Spring in northern New England is a sometime thing. It does not usually come until May, if at all, and it doesn’t stay very long. (There's a bit of Yankee humor: "Spring around here is short. Last year, we played baseball that afternoon''.) A recent visit to Maine reminded me that we were still very much in what the late Noel Perrin, my favorite Dartmouth professor, called one of New England's six seasons: "Unlocking''. Except for a few brave daffodils, there were no flowers to be seen and few leaves on the trees.
Waiting for spring: House neat Wiscasset, Maine.
My wife and I walked around Bowdoin College during this period of grayness. Where, we wondered, were the crowds of prospective Polar Bears touring the campus on their spring break? Our own son had seen the Brunswick school in the flush of summer. Would an introduction in November or March have chilled his ardor for Bowdoin? What about students from Virginia or California showing up expecting Maine to look as it appears in online college promotional material?
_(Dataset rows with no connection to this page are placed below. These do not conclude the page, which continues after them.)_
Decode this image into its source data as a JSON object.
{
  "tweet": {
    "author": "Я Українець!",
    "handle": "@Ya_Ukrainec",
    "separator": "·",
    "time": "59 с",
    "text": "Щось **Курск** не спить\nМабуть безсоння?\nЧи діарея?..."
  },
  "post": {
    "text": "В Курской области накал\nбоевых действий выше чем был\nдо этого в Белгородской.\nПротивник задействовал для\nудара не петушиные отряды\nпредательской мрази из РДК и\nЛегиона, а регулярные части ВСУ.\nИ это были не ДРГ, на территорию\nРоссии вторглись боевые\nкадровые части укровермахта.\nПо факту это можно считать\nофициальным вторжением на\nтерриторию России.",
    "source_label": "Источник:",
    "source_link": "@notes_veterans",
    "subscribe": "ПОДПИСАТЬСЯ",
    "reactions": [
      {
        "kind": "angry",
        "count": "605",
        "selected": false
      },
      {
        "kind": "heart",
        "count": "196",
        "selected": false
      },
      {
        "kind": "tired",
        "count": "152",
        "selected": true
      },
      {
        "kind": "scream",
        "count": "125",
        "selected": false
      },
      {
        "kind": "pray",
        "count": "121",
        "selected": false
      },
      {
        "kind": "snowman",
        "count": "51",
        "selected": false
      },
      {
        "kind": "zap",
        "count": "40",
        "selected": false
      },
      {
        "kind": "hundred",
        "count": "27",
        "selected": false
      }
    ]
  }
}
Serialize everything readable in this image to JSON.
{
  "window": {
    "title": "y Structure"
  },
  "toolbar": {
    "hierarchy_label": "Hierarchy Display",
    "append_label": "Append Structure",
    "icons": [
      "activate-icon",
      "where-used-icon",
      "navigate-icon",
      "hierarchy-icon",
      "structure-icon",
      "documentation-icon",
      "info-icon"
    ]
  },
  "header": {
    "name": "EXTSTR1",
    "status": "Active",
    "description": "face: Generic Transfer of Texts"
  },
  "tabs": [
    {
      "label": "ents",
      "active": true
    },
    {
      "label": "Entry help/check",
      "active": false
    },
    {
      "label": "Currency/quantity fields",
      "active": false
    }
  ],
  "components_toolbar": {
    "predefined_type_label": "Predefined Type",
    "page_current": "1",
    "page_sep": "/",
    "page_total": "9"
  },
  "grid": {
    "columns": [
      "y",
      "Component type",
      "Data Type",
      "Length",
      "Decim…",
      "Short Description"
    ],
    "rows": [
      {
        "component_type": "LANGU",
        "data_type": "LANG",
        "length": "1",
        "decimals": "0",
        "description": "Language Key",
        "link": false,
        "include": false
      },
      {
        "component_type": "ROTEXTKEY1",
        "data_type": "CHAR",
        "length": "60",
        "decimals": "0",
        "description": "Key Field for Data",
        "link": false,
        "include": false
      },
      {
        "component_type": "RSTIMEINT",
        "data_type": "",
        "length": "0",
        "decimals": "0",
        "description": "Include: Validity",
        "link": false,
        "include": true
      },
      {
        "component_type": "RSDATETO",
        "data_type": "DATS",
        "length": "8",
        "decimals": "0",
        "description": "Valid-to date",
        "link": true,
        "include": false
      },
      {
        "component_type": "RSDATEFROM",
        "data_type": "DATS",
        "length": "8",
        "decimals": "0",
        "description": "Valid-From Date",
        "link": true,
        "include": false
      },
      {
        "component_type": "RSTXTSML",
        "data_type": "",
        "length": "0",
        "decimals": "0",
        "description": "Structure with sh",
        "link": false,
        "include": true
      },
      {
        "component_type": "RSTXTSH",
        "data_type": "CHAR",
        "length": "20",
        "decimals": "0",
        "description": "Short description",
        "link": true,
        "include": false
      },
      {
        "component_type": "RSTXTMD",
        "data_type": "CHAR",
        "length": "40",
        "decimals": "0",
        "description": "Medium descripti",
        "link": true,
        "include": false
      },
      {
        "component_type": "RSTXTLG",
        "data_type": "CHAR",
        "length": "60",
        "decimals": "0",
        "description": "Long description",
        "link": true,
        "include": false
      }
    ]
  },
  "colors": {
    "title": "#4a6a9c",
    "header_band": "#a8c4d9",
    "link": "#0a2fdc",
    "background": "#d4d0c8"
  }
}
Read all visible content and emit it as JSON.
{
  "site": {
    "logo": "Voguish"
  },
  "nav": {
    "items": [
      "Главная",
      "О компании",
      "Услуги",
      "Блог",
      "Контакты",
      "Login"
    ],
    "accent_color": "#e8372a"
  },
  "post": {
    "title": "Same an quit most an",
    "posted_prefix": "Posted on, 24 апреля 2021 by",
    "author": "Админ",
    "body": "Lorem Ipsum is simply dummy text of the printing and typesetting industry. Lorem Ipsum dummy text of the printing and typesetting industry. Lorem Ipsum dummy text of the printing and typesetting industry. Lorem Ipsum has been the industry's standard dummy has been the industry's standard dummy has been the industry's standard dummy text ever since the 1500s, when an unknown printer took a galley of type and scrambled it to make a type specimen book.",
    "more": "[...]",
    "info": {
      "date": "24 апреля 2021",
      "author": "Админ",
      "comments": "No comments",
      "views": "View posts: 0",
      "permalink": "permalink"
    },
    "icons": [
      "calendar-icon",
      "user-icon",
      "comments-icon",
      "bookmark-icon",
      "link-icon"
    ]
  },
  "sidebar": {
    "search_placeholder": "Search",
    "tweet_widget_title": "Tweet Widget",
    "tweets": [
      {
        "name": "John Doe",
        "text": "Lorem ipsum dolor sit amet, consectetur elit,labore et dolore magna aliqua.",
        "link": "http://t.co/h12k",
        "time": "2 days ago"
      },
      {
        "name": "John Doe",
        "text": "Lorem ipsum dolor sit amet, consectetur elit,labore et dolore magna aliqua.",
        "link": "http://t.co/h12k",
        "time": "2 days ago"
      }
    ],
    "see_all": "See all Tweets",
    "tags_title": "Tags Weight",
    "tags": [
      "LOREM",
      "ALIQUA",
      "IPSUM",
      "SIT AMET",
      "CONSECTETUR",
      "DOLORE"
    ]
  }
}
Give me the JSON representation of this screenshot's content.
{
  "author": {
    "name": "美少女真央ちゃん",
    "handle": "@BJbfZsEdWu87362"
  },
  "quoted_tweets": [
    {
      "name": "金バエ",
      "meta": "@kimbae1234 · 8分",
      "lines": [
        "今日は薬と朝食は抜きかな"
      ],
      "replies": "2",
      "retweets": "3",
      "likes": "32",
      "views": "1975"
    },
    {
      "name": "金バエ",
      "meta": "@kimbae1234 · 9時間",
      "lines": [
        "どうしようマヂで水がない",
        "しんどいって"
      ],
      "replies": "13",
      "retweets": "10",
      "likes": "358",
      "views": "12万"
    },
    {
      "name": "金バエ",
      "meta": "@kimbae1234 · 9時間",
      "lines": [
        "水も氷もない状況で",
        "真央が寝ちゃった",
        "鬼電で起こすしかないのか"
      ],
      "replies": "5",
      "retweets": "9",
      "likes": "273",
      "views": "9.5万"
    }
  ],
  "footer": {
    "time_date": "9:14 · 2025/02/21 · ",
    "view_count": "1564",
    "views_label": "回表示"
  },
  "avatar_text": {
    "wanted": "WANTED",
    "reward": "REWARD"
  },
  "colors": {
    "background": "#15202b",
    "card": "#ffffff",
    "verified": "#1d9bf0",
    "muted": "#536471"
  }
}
Main Green at Bowdoin College, looking north.
Yet, we found something strangely appealing about Bowdoin at this time of year–a kind of astringency, a stark honesty defined by barebones trees. There was a sense of what it means to live in Maine year round, or to have attended Bowdoin, say, back in the 1820s, along with Longfellow and Hawthorne, when Brunswick was far away and pretty isolated from the world.
View of the green from Massachusetts Hall (1802),Bowdoin's oldest building.
Minus the leafed-out of shrubbery and flowering trees, it is a lot easier to appreciate the astounding collection of notable 19th Century and early 20th Century architecture that forms the center of the Bowdoin campus.
Charles McKim, of McKim, Mead & White, was the most famous American architect to build at Bowdoin. The Walker Art Museum (1894) is a perfect Renaissance revival jewel. The Western canon of painters, sculptors and architects whose names are carved on the façade might now be seen as a group of dead white men, but it was a typical homage found on Beaux-Arts civic buildings
Richard Upjohn was another giant of American architecture, best known for his Gothic revival churches, such as Trinity Church on Wall Street in New York. Upjohn, however, employed his beloved English Gothic only for Episcopalians. So the Bowdoin Chapel, 1844-55, was built in a severe German Romanesque for the Maine Congregationalists–a commanding if stern house of worship.
The tall and narrow chapel, with its large murals and painted ceiling, is an unexpected change from the starkness of unadorned white interiors of the typical New England meetinghouse.
Although not as famous as either Upjohn or McKim, Boston architect Henry Vaughan was a major designer of churches and colleges. Like Upjohn, he championed English Gothic. Here, Searles Science Hall of 1894 is an early example of a Jacobean-inspired collegiate building in America.
Echoes of Oxford and Cambridge, where Vaughan worked before emigrating to America, inform his Hubbard Library (1903). Soon, the lawn would be home to Frisbee games.
Above the entrance to Hubbard Library is this flowing banner carved with the admonition: Here Seek Converse With The Wise Of All Ages. Would such a motto be welcome in today's politically correct academy?
William Morgan is a longtime architectural historian and essayist. His books include Monadnock Summer: The Architectural Legacy of Dublin, New Hampshire and A Simpler Way of Life: Old Farmhouses of New York and New England